“So you were a 15-year-old party girl, hanging out with frat boys, getting juiced over in Juarez,” DeKoatz asked.

“I am not ashamed of one iota of my past,” Rodriguez said. “Can you say the same?”

“I’m the attorney,” DeKoatz responded.

“I didn’t commit murder,” Rodriguez said.

The questioning ended at that point and jurors may not have picked up on what Rodriguez was referencing when she said, “I didn’t commit murder.”

Rodriguez, who had spent nearly 30 years as a legal secretary in El Paso, was alluding to a 2011 shooting involving the defense attorney.

Police said DeKoatz was shopping with his wife at the J.C. Penny in downtown El Paso when the attorney spotted a man breaking into his car.

DeKoatz shot and killed the man but was never indicted by a grand jury.

The second witness called to testify on Wednesday was Theresa Heffelfinger, Garrett’s ex-wife.

Heffelfinger testified that Garrett told her the same story years ago when the couple was still married, on their way back to El Paso from a trip to Las Vegas.

“[Garrett] told me he hit [Maj. Garrett] with a bat, and then his mother went into a rage, and stabbed him,” Heffelfinger said.

Heffelfinger testified that Garrett told her his mother got the idea from either a book that she had read or from an episode of “Murder-She-Wrote.”
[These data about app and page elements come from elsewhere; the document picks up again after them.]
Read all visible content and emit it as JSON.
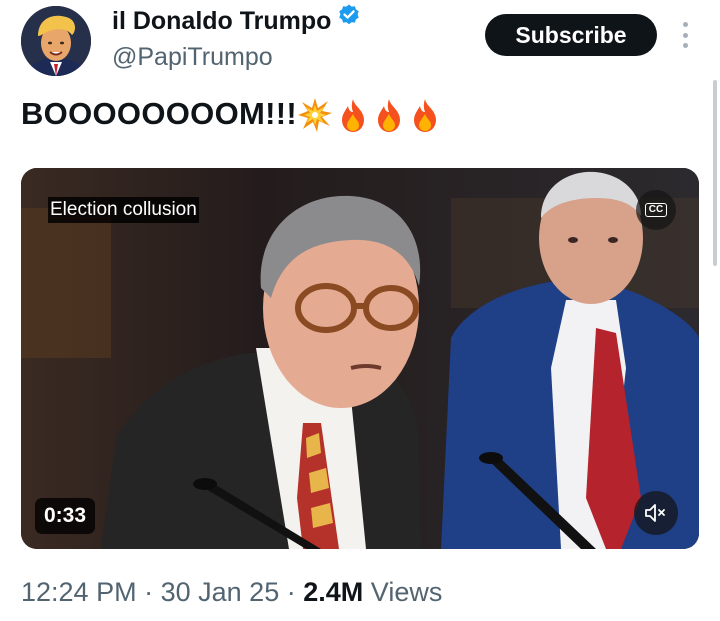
{
  "author": {
    "display_name": "il Donaldo Trumpo",
    "handle": "@PapiTrumpo",
    "verified": true,
    "avatar_icon": "cartoon-portrait-avatar"
  },
  "actions": {
    "subscribe_label": "Subscribe",
    "more_icon": "vertical-ellipsis-icon"
  },
  "tweet": {
    "text": "BOOOOOOOOM!!!",
    "emojis": [
      "collision-emoji",
      "fire-emoji",
      "fire-emoji",
      "fire-emoji"
    ]
  },
  "video": {
    "caption": "Election collusion",
    "cc_label": "CC",
    "duration": "0:33",
    "muted": true
  },
  "meta": {
    "time": "12:24 PM",
    "separator": "·",
    "date": "30 Jan 25",
    "views_count": "2.4M",
    "views_label": "Views"
  },
  "colors": {
    "text_primary": "#0f1419",
    "text_secondary": "#536471",
    "verified_blue": "#1d9bf0",
    "button_dark": "#0f1419"
  }
}
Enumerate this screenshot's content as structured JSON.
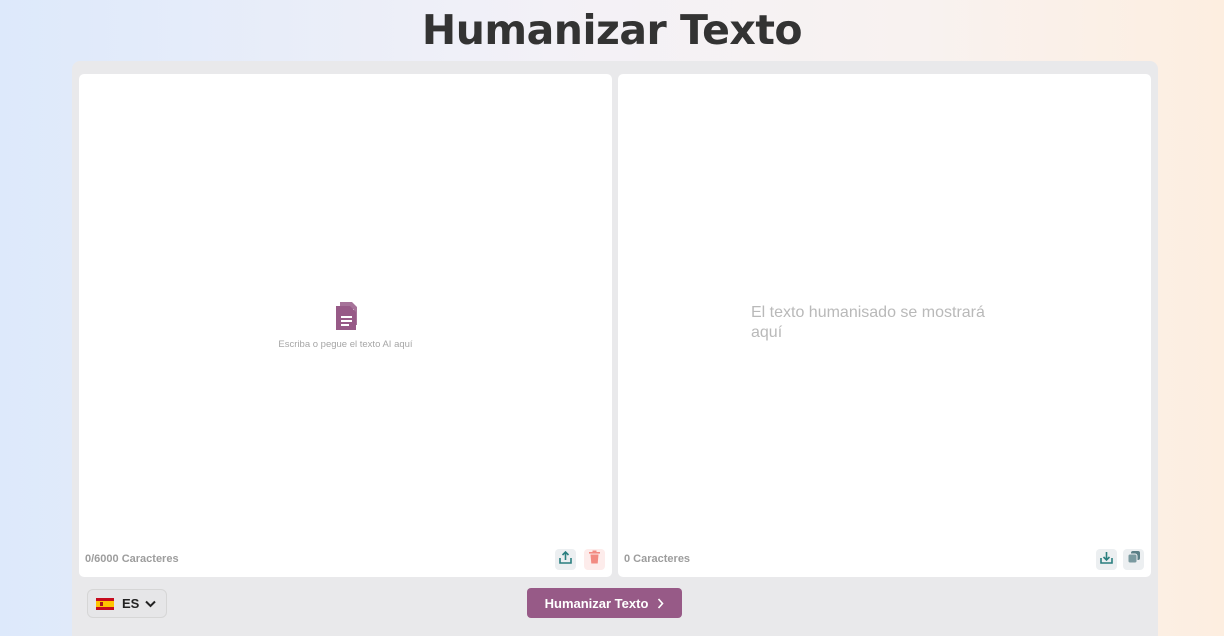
{
  "page": {
    "title": "Humanizar Texto"
  },
  "input_panel": {
    "hint": "Escriba o pegue el texto AI aquí",
    "char_count": "0/6000 Caracteres",
    "icons": {
      "upload": "upload-icon",
      "delete": "trash-icon",
      "document": "document-icon"
    }
  },
  "output_panel": {
    "placeholder": "El texto humanisado se mostrará aquí",
    "char_count": "0 Caracteres",
    "icons": {
      "download": "download-icon",
      "copy": "copy-icon"
    }
  },
  "language_selector": {
    "code": "ES",
    "flag": "spain-flag-icon"
  },
  "humanize_button": {
    "label": "Humanizar Texto"
  },
  "colors": {
    "accent": "#975a87",
    "teal": "#2a7f7f",
    "delete": "#f28b82",
    "muted_text": "#9d9d9d"
  }
}
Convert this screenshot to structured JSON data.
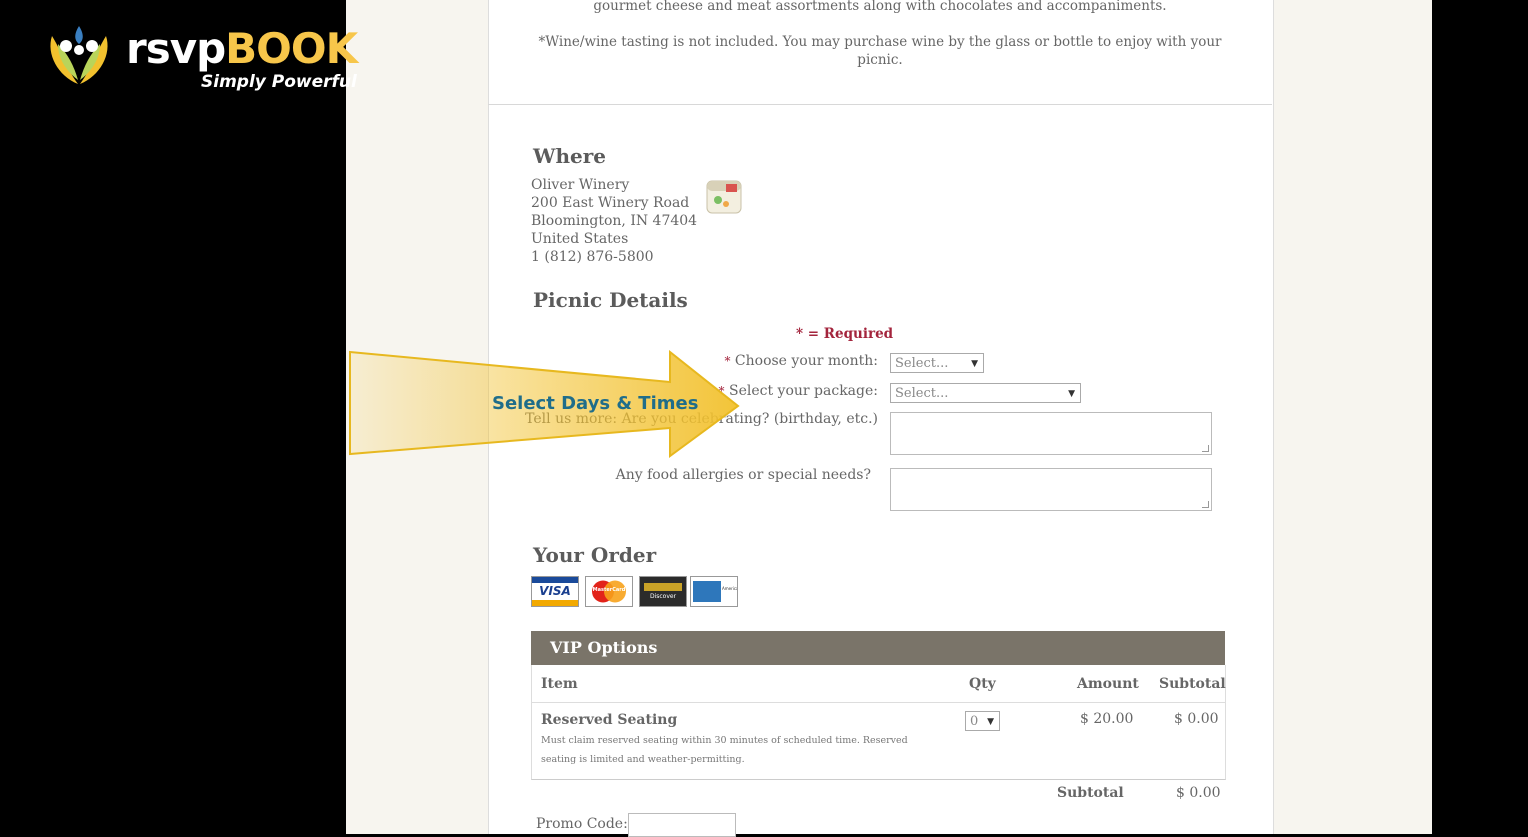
{
  "logo": {
    "brand_part1": "rsvp",
    "brand_part2": "BOOK",
    "tagline": "Simply Powerful"
  },
  "description": {
    "line1": "gourmet cheese and meat assortments along with chocolates and accompaniments.",
    "wine_note_line1": "*Wine/wine tasting is not included. You may purchase wine by the glass or bottle to enjoy with your",
    "wine_note_line2": "picnic."
  },
  "where": {
    "heading": "Where",
    "address_lines": [
      "Oliver Winery",
      "200 East Winery Road",
      "Bloomington, IN 47404",
      "United States",
      "1 (812) 876-5800"
    ],
    "icon": "calendar-icon"
  },
  "details": {
    "heading": "Picnic Details",
    "required_note": "* = Required",
    "month_label": "Choose your month:",
    "month_value": "Select...",
    "package_label": "Select your package:",
    "package_value": "Select...",
    "celebrating_label": "Tell us more: Are you celebrating? (birthday, etc.)",
    "allergies_label": "Any food allergies or special needs?"
  },
  "order": {
    "heading": "Your Order",
    "cards": [
      "VISA",
      "MasterCard",
      "Discover",
      "American Express"
    ],
    "table_title": "VIP Options",
    "columns": {
      "item": "Item",
      "qty": "Qty",
      "amount": "Amount",
      "subtotal": "Subtotal"
    },
    "rows": [
      {
        "item": "Reserved Seating",
        "note_line1": "Must claim reserved seating within 30 minutes of scheduled time. Reserved",
        "note_line2": "seating is limited and weather-permitting.",
        "qty": "0",
        "amount": "$ 20.00",
        "subtotal": "$ 0.00"
      }
    ],
    "subtotal_label": "Subtotal",
    "subtotal_value": "$ 0.00",
    "promo_label": "Promo Code:"
  },
  "overlay": {
    "arrow_text": "Select Days & Times",
    "color": "#f2c12e"
  }
}
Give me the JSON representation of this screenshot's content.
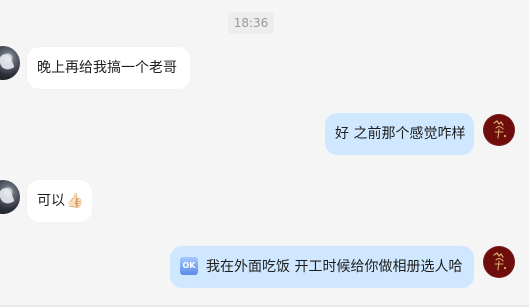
{
  "timestamp": "18:36",
  "messages": [
    {
      "side": "left",
      "text": "晚上再给我搞一个老哥"
    },
    {
      "side": "right",
      "text": "好 之前那个感觉咋样"
    },
    {
      "side": "left",
      "text": "可以",
      "emoji": "👍🏻"
    },
    {
      "side": "right",
      "prefix_emoji": "OK",
      "text": "我在外面吃饭 开工时候给你做相册选人哈"
    }
  ],
  "colors": {
    "background": "#f5f5f5",
    "left_bubble": "#ffffff",
    "right_bubble": "#cfe8ff",
    "right_avatar": "#6f0d0d",
    "timestamp": "#9a9a9a"
  },
  "icons": {
    "left_avatar": "contact-avatar",
    "right_avatar": "seal-avatar",
    "ok_emoji": "ok-emoji",
    "thumb_emoji": "thumbs-up-emoji"
  }
}
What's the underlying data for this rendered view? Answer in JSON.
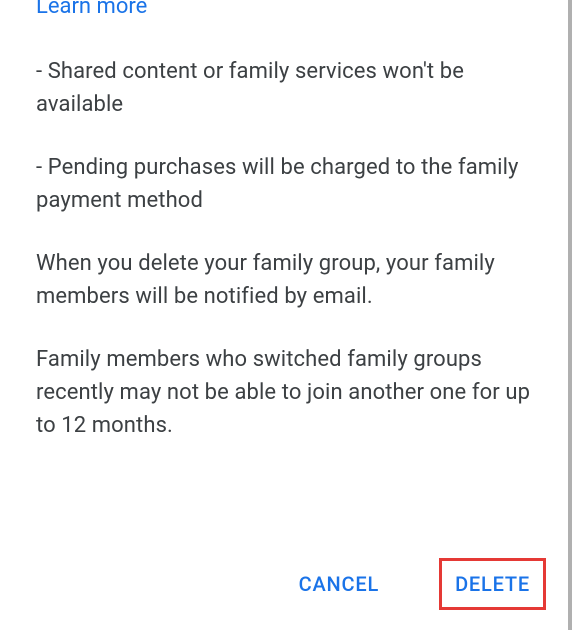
{
  "learn_more": "Learn more",
  "paragraphs": {
    "p1": "- Shared content or family services won't be available",
    "p2": "- Pending purchases will be charged to the family payment method",
    "p3": "When you delete your family group, your family members will be notified by email.",
    "p4": "Family members who switched family groups recently may not be able to join another one for up to 12 months."
  },
  "actions": {
    "cancel": "CANCEL",
    "delete": "DELETE"
  }
}
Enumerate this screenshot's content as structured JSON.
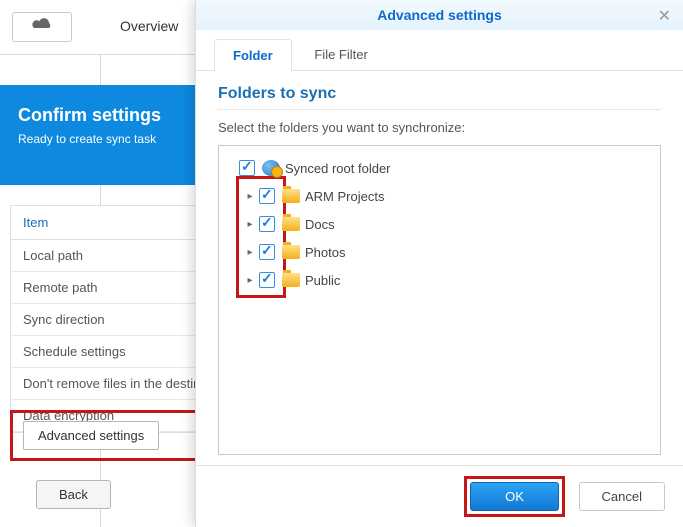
{
  "toolbar": {
    "overview_label": "Overview"
  },
  "banner": {
    "title": "Confirm settings",
    "subtitle": "Ready to create sync task"
  },
  "table": {
    "header": "Item",
    "rows": [
      "Local path",
      "Remote path",
      "Sync direction",
      "Schedule settings",
      "Don't remove files in the destination",
      "Data encryption"
    ]
  },
  "advanced_btn": "Advanced settings",
  "back_btn": "Back",
  "modal": {
    "title": "Advanced settings",
    "tabs": {
      "folder": "Folder",
      "filefilter": "File Filter"
    },
    "section_title": "Folders to sync",
    "instruction": "Select the folders you want to synchronize:",
    "root_label": "Synced root folder",
    "folders": [
      {
        "label": "ARM Projects"
      },
      {
        "label": "Docs"
      },
      {
        "label": "Photos"
      },
      {
        "label": "Public"
      }
    ],
    "ok": "OK",
    "cancel": "Cancel"
  }
}
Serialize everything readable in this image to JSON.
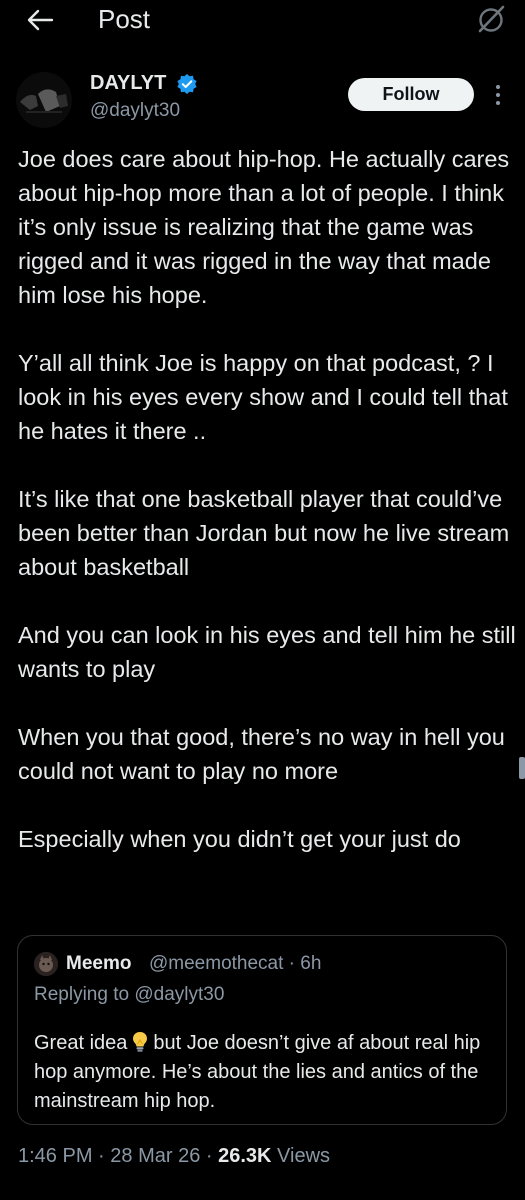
{
  "header": {
    "title": "Post"
  },
  "post": {
    "author": {
      "name": "DAYLYT",
      "handle": "@daylyt30",
      "verified": true
    },
    "follow_label": "Follow",
    "paragraphs": [
      "Joe does care about hip-hop. He actually cares about hip-hop more than a lot of people. I think it’s only issue is realizing that the game was rigged and it was rigged in the way that made him lose his hope.",
      "Y’all all think Joe is happy on that podcast, ? I  look in his eyes every show and I could tell that he hates it there ..",
      "It’s like that one basketball player that could’ve been better than Jordan but now he live stream about basketball",
      "And you can look in his eyes and tell him he still wants to play",
      "When you that good, there’s no way in hell you could not want to play no more",
      "Especially when you didn’t get your just do"
    ],
    "meta": {
      "time": "1:46 PM",
      "sep1": " · ",
      "date": "28 Mar 26",
      "sep2": " · ",
      "views_count": "26.3K",
      "views_label": " Views"
    }
  },
  "quote": {
    "name": "Meemo",
    "handle": "@meemothecat",
    "time": " · 6h",
    "replying_to": "Replying to @daylyt30",
    "text_before": "Great idea",
    "text_after": "but Joe doesn’t give af about real hip hop anymore. He’s about the lies and antics of the mainstream hip hop."
  },
  "icons": {
    "back": "arrow-left-icon",
    "grok": "grok-icon",
    "verified": "verified-badge-icon",
    "more": "more-vertical-icon",
    "bulb": "light-bulb-emoji"
  },
  "colors": {
    "background": "#000000",
    "text": "#e7e9ea",
    "secondary": "#8b98a5",
    "verified": "#1d9bf0",
    "border": "#2f3336"
  }
}
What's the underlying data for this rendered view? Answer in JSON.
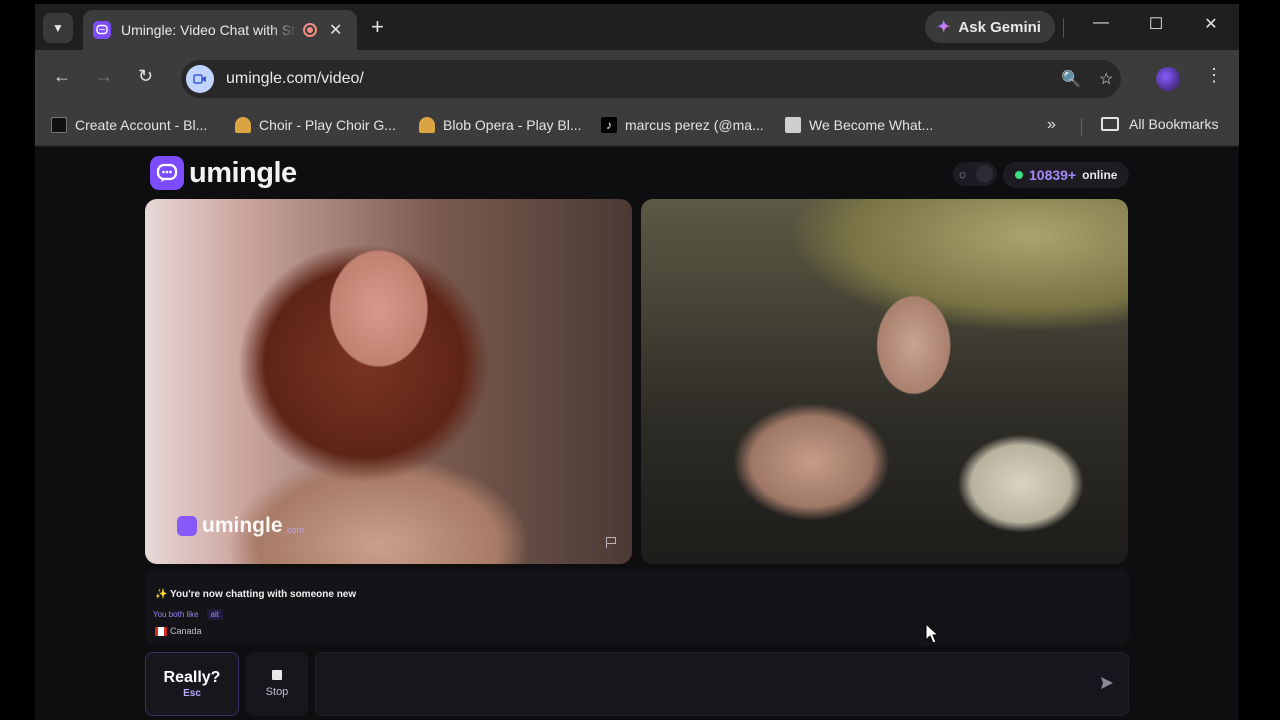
{
  "browser": {
    "tab_title": "Umingle: Video Chat with Strangers",
    "new_tab": "+",
    "gemini_label": "Ask Gemini",
    "url": "umingle.com/video/",
    "bookmarks": [
      {
        "label": "Create Account - Bl...",
        "icon_color": "#ffffff"
      },
      {
        "label": "Choir - Play Choir G...",
        "icon_color": "#d9a441"
      },
      {
        "label": "Blob Opera - Play Bl...",
        "icon_color": "#d9a441"
      },
      {
        "label": "marcus perez (@ma...",
        "icon_color": "#000000"
      },
      {
        "label": "We Become What...",
        "icon_color": "#cfcfcf"
      }
    ],
    "all_bookmarks": "All Bookmarks"
  },
  "site": {
    "logo_text": "umingle",
    "online_count": "10839+",
    "online_label": "online",
    "watermark_text": "umingle",
    "watermark_suffix": ".com",
    "accent": "#7c4dff"
  },
  "chat": {
    "status": "✨ You're now chatting with someone new",
    "both_like_label": "You both like",
    "both_like_tag": "alt",
    "country": "Canada"
  },
  "controls": {
    "next_label": "Really?",
    "next_key": "Esc",
    "stop_label": "Stop",
    "message_placeholder": ""
  }
}
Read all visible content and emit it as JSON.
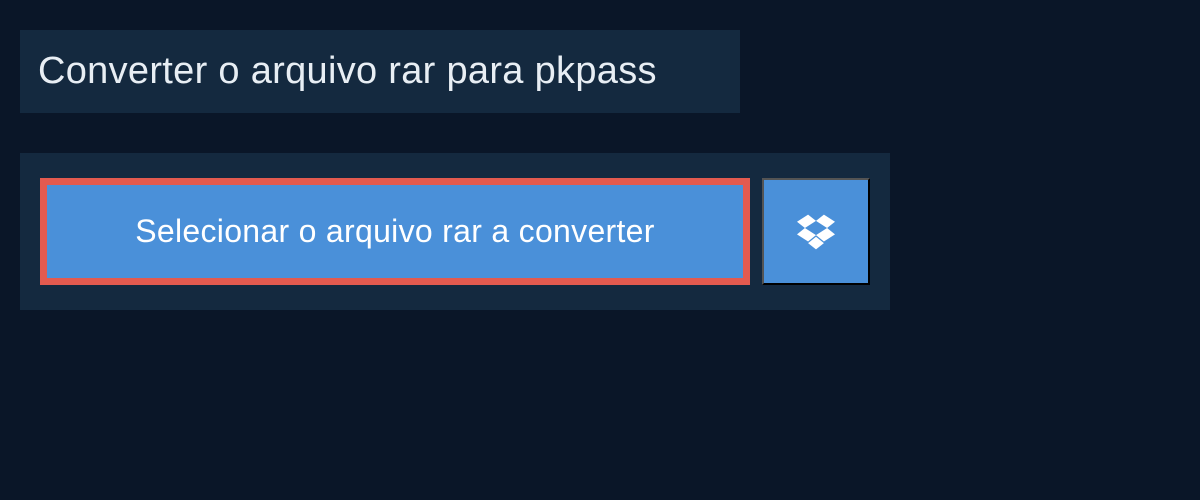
{
  "header": {
    "title": "Converter o arquivo rar para pkpass"
  },
  "upload": {
    "select_label": "Selecionar o arquivo rar a converter",
    "dropbox_icon_name": "dropbox"
  },
  "colors": {
    "background": "#0a1628",
    "panel": "#14293f",
    "primary_button": "#4a90d9",
    "highlight_border": "#e35a4f",
    "text_light": "#e8eef4"
  }
}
It would not have been possible for Lisbeth Garrett to derive the idea from “Murder-She-Wrote,” because the television series premiered on CBS in 1984, seven years after Maj. Garrett’s death.

“It was Lis Garrett’s idea,” Heffelfinger said. “She had convinced him that her life was in danger.”

Prosecutors questioned Heffelfinger outside the presence of the jury in an attempt to bring new information into the testimony that had not been discussed.

Heffelfinger said Garrett had to be supervised when he visited his daughter because he and Lisbeth Garrett had once tried to kidnap the girl.

That information was ruled inadmissible.

Patrick Garrett, the son of Lisbeth and Maj. Chester Garrett, was the last witness to take the stand on Wednesday to testify about an alleged confession.

Patrick Garrett said he was 12-years-old when his father was killed.
He retold the story of what happened the night before Maj. Garrett’s body was found.

Patrick Garrett said his mother dropped him off at the Cielo Vista movie theater with his friend, Buddy Larson.

He said he said he thought it was unusual because it was a school night.

He said when he called for mother to pick him up she did not answer the phone, and Larson had to call his mother to take the boys home.
Patrick Garrett testified that when he arrived at his home, the lights inside of the house were dark, and nobody would answer the phone.

Patrick Garrett said he saw lights go on in the house later that night and was eventually let inside, shepherded to his bedroom by his then 18-year-old brother Roger Garrett.

Patrick Garrett thought it was also strange that he was not told to take a bath and brush his teeth that night, just to go to bed.